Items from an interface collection
━━━━━━━━━━━━━━━━
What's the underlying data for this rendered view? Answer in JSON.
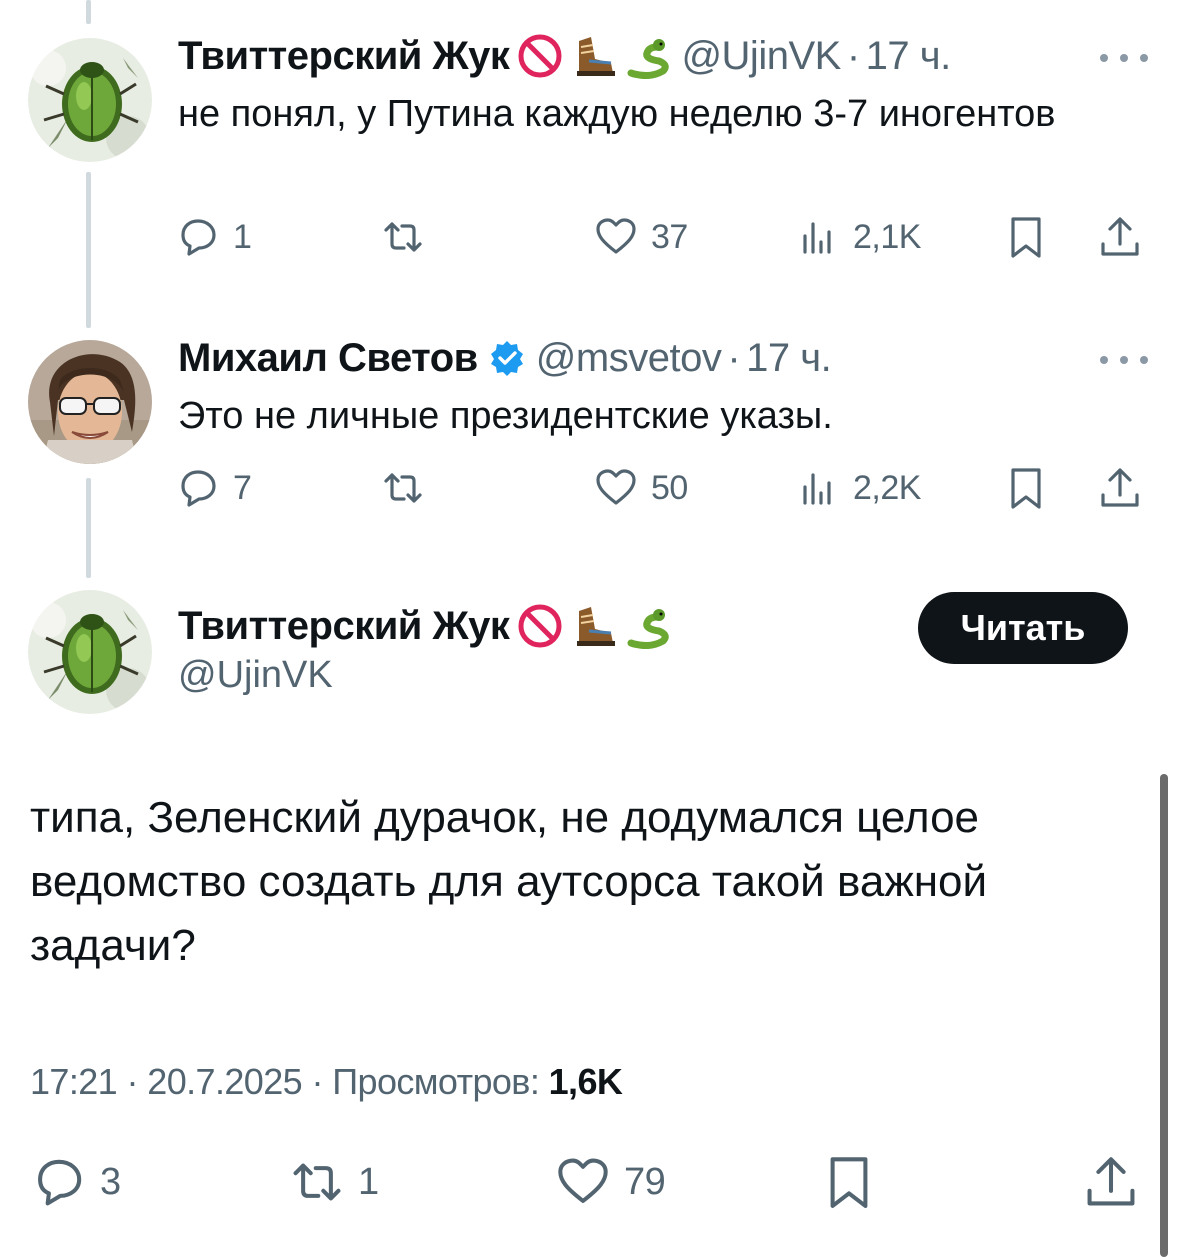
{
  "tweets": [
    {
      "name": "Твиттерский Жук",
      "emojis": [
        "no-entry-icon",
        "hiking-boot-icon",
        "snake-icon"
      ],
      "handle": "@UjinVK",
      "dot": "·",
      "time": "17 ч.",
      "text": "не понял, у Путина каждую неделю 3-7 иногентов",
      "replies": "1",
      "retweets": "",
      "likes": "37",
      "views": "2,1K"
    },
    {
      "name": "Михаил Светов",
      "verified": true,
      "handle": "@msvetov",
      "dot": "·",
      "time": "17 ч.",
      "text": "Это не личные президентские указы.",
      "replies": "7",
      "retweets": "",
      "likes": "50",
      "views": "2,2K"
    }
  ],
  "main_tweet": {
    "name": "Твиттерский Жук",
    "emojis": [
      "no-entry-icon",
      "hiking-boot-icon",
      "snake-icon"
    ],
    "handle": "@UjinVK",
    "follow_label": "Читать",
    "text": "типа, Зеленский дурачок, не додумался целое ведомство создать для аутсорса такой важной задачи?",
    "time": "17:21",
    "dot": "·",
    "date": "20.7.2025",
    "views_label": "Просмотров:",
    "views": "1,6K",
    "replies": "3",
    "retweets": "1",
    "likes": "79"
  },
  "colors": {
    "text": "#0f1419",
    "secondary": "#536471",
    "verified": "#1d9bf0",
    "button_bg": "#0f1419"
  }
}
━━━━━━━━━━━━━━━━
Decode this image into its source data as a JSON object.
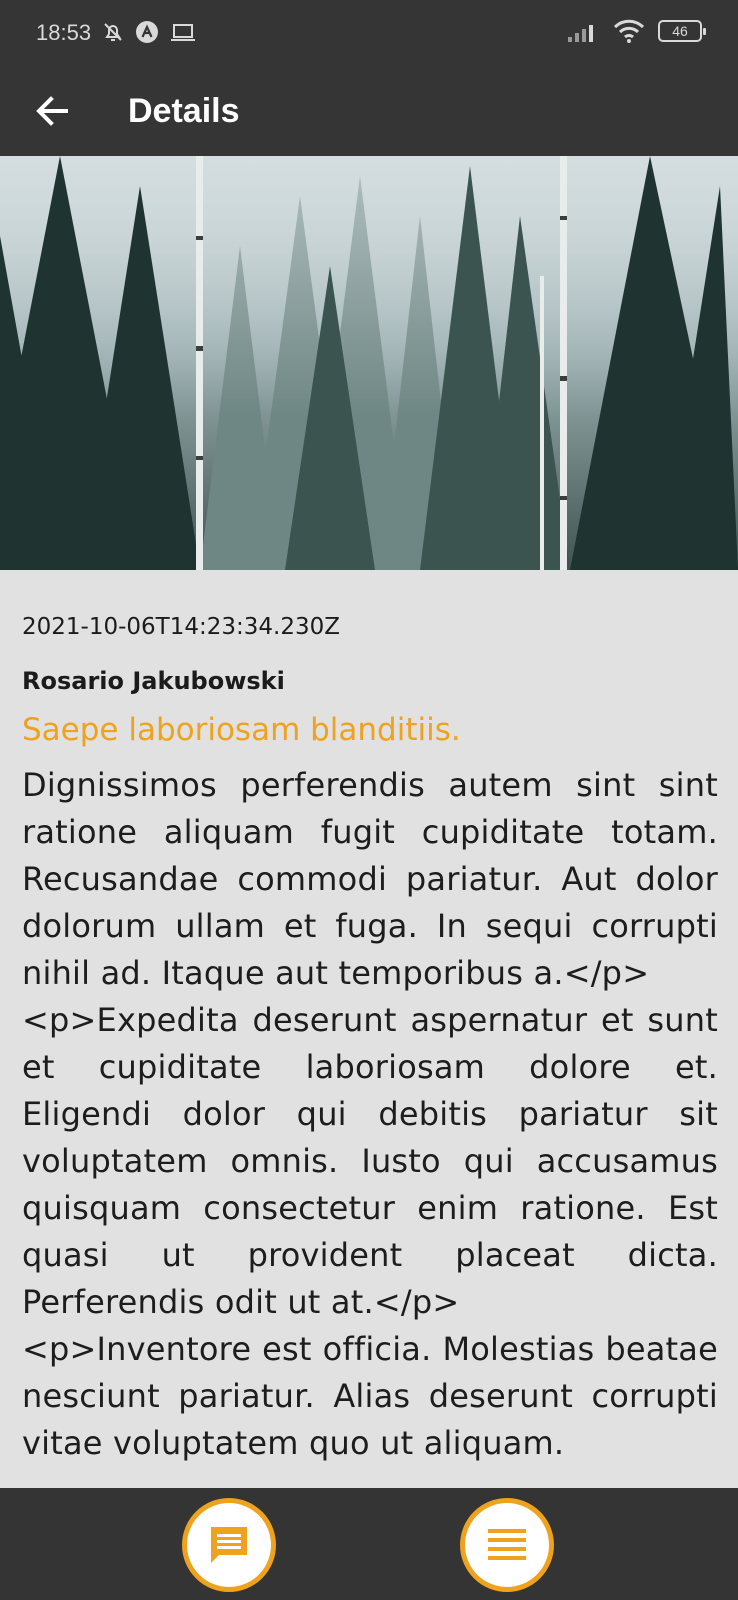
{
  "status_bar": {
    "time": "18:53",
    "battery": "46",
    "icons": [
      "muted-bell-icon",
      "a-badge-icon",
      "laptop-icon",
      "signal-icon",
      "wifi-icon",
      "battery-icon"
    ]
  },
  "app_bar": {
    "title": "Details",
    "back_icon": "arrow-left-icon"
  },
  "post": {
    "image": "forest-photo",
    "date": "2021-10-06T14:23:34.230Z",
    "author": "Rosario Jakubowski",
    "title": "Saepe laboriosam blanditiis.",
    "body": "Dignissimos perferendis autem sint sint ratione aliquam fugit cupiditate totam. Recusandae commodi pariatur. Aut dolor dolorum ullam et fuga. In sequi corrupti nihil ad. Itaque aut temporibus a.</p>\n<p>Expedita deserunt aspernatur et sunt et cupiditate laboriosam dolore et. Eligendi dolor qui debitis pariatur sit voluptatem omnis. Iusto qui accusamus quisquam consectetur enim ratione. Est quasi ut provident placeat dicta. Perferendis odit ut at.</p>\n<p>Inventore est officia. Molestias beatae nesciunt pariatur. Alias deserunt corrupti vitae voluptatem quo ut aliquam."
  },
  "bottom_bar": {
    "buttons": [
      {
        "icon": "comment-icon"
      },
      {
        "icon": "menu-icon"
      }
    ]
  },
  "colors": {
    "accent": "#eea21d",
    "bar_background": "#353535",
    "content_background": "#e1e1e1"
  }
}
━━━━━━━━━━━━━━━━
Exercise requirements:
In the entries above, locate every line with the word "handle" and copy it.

Your response:
      "handle": "@UjinVK",
      "handle": "@msvetov",
    "handle": "@UjinVK",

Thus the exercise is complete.